The illustration is somewhat misleading, because it gives the impression that the TEUs are intact inside. In fact, most of the TEU interior walls will be cut away to allow liquid (water or oil) to freely circulate within the interior. TEUs can be cut with conventional handheld power saws. This of course will be done above water by humans because that will be much faster and cheaper than doing it underwater by ROV.
The roof is covered with relief hatches. The design is very simple. If the pressure is great, it pushes the hatches up and the pressure is relieved. Approximately 4000-5000 square feet of hatch area is available. Assuming that the well head is approximately 8 square feet, this would be a reduction in pressure by a factor of 500 or more. Thus, if the wellhead is at 5000 psi, the relief hatches would have a pressure of only 10 psi. The pressure will go up if you close the hatches without venting through the valves.
There are 32 riser hook-up valves along the walls. At a gusher rate of 4,800,000 gallons per day, this would be 150,000 gallons per day per valve, and a flow rate of only 1.8 gallons per second per valve. Each valve is one foot wide, which would indicate a linear flow rate of about four inches per second.
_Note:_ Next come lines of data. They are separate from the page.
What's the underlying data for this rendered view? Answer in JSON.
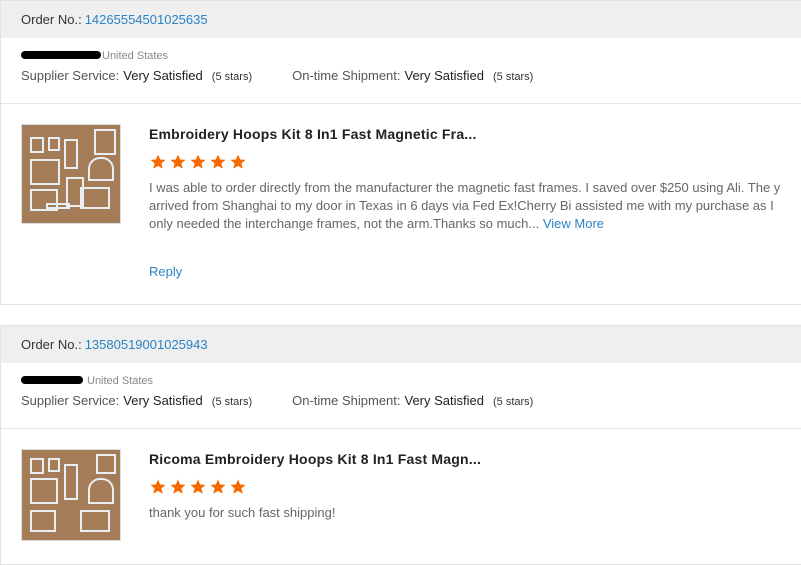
{
  "orders": [
    {
      "order_label": "Order No.:",
      "order_number": "14265554501025635",
      "buyer_country": "United States",
      "supplier_service_label": "Supplier Service:",
      "supplier_service_value": "Very Satisfied",
      "supplier_service_stars": "(5 stars)",
      "shipment_label": "On-time Shipment:",
      "shipment_value": "Very Satisfied",
      "shipment_stars": "(5 stars)",
      "product_title": "Embroidery Hoops Kit 8 In1 Fast Magnetic Fra...",
      "rating": 5,
      "review_text": "I was able to order directly from the manufacturer the magnetic fast frames. I saved over $250 using Ali. The y arrived from Shanghai to my door in Texas in 6 days via Fed Ex!Cherry Bi assisted me with my purchase as  I only needed the interchange frames, not the arm.Thanks so much...",
      "view_more": "View More",
      "reply": "Reply"
    },
    {
      "order_label": "Order No.:",
      "order_number": "13580519001025943",
      "buyer_country": "United States",
      "supplier_service_label": "Supplier Service:",
      "supplier_service_value": "Very Satisfied",
      "supplier_service_stars": "(5 stars)",
      "shipment_label": "On-time Shipment:",
      "shipment_value": "Very Satisfied",
      "shipment_stars": "(5 stars)",
      "product_title": "Ricoma Embroidery Hoops Kit 8 In1 Fast Magn...",
      "rating": 5,
      "review_text": "thank you for such fast shipping!"
    }
  ],
  "colors": {
    "link": "#2a83c5",
    "star": "#f56a00",
    "header_bg": "#efefef"
  },
  "icons": {
    "star": "star-icon",
    "thumbnail": "product-thumbnail"
  }
}
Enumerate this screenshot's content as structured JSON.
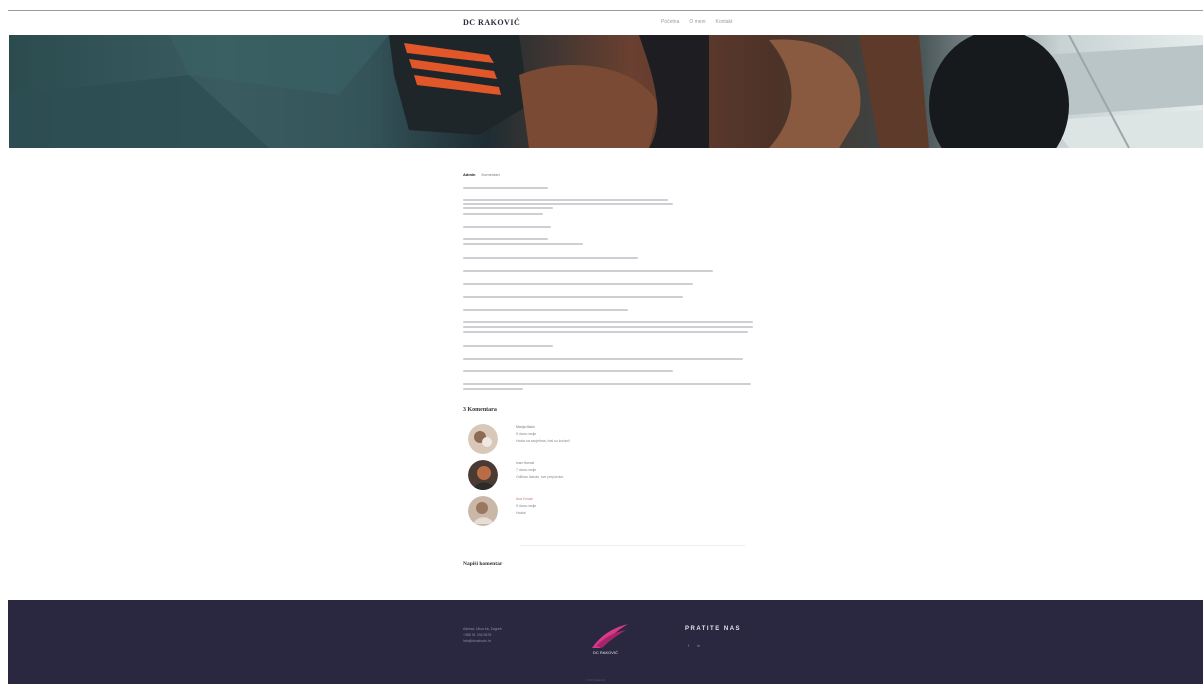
{
  "nav": {
    "brand": "DC RAKOVIĆ",
    "links": [
      "Početna",
      "O meni",
      "Kontakt"
    ]
  },
  "post": {
    "tabs": [
      "Admin",
      "Komentari"
    ]
  },
  "comments": {
    "title": "3 Komentara",
    "items": [
      {
        "name": "Marija Marić",
        "date": "5 dana ranije",
        "text": "Hvala na savjetima, baš su korisni!"
      },
      {
        "name": "Ivan Horvat",
        "date": "7 dana ranije",
        "text": "Odličan članak, sve preporuke."
      },
      {
        "name": "Ana Kovač",
        "date": "9 dana ranije",
        "text": "Hvala!"
      }
    ]
  },
  "reply": {
    "title": "Napiši komentar"
  },
  "footer": {
    "contact": [
      "Adresa: Ulica bb, Zagreb",
      "+385 91 234 5678",
      "info@dcrakovic.hr"
    ],
    "logo_text": "DC RAKOVIĆ",
    "follow": "PRATITE NAS",
    "social": [
      "f",
      "in"
    ],
    "copyright": "© DC Raković"
  },
  "colors": {
    "footer_bg": "#2a2740",
    "logo_accent": "#d63a8a"
  }
}
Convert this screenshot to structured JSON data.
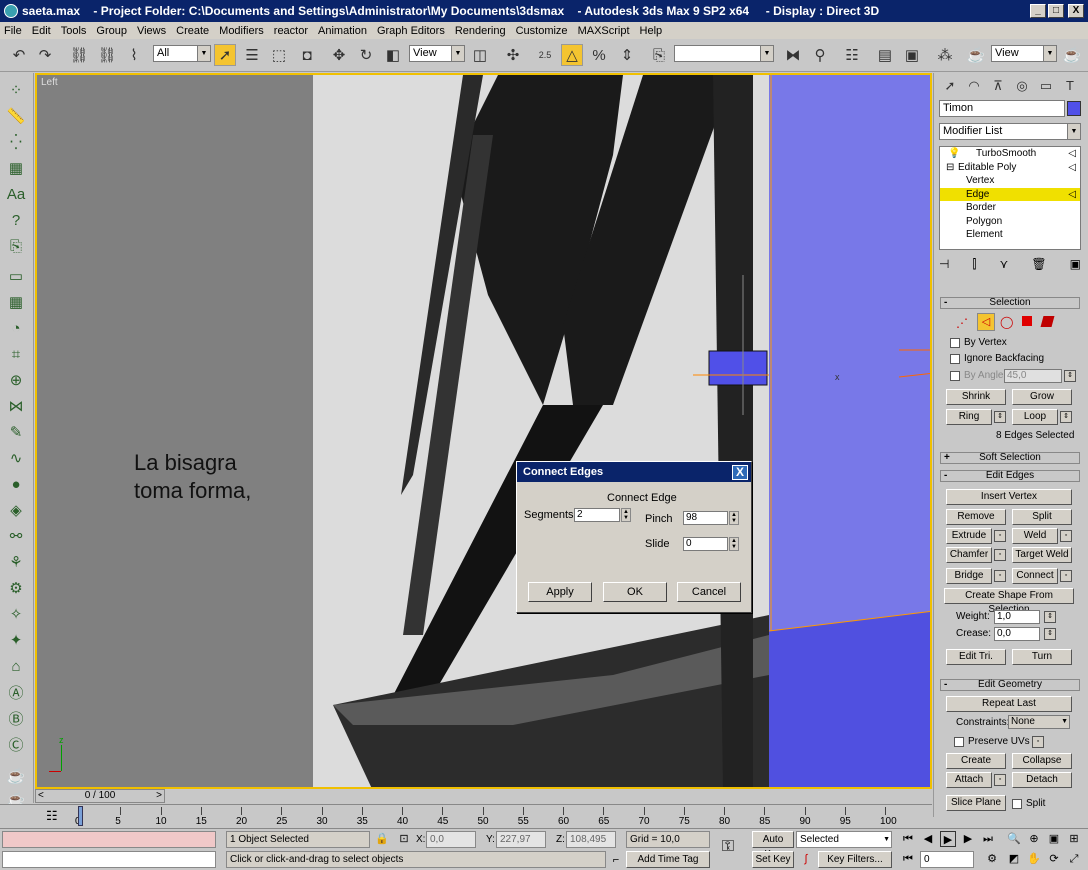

The market rate for TEUs is $1300, so that the 160 TEUs used in the device would cost $210,000. Assuming that one TEU is welded per hour per ROV, and that two ROVs are involved in welding, the entire structure can be assembled within 80 hours, or just over three days.
A great advantage of the cap housing is that it exerts no back pressure on the well. Thus it will not cause greater leakage in seabed fissures.
The housing will leak, but this can be resolved over time (ie, days) by caulking the joints. Piling can be driven against the base of the structure to prevent oil leakage from underneath, but as oil floats to the top and only water would be present at the bottom, this should not be a problem.
The housing is not meant to be a pressure containment. Rather, it is meant as a transition from the current gusher situation to a controlled situation where all oil from the well is utilized at the current flow rate. At the beginning of the transition, all the relief hatches on the roof are open and the internal pressure within the housing is equalized with the outside environment. As hookups begin pumping water and then oil from the interior, however, pressure within the housing will decline until the relief hatches close. The relief hatches are simple gravity devices with no moving parts.
Shipping containers are available universally in quantities of thousands.
If at a later date it is desired to seal off the well, the housing can be readily removed by attaching floatation devices, as its total mass is only 400 tons (5000 lbs per container). An air-filled tank of approximately 30 feet diameter would be sufficient to provide neutral buoyancy in the lifting operation.
To summarize: a large oil spill cap/housing constructed from shipping containers.
Advantages: simple, cheap, fast. Safety is maximized because pressure is kept low. Since the initial goal is not to stop up the well but to divert spillage into revenue pumping immediately, it is also the most profitable solution as well.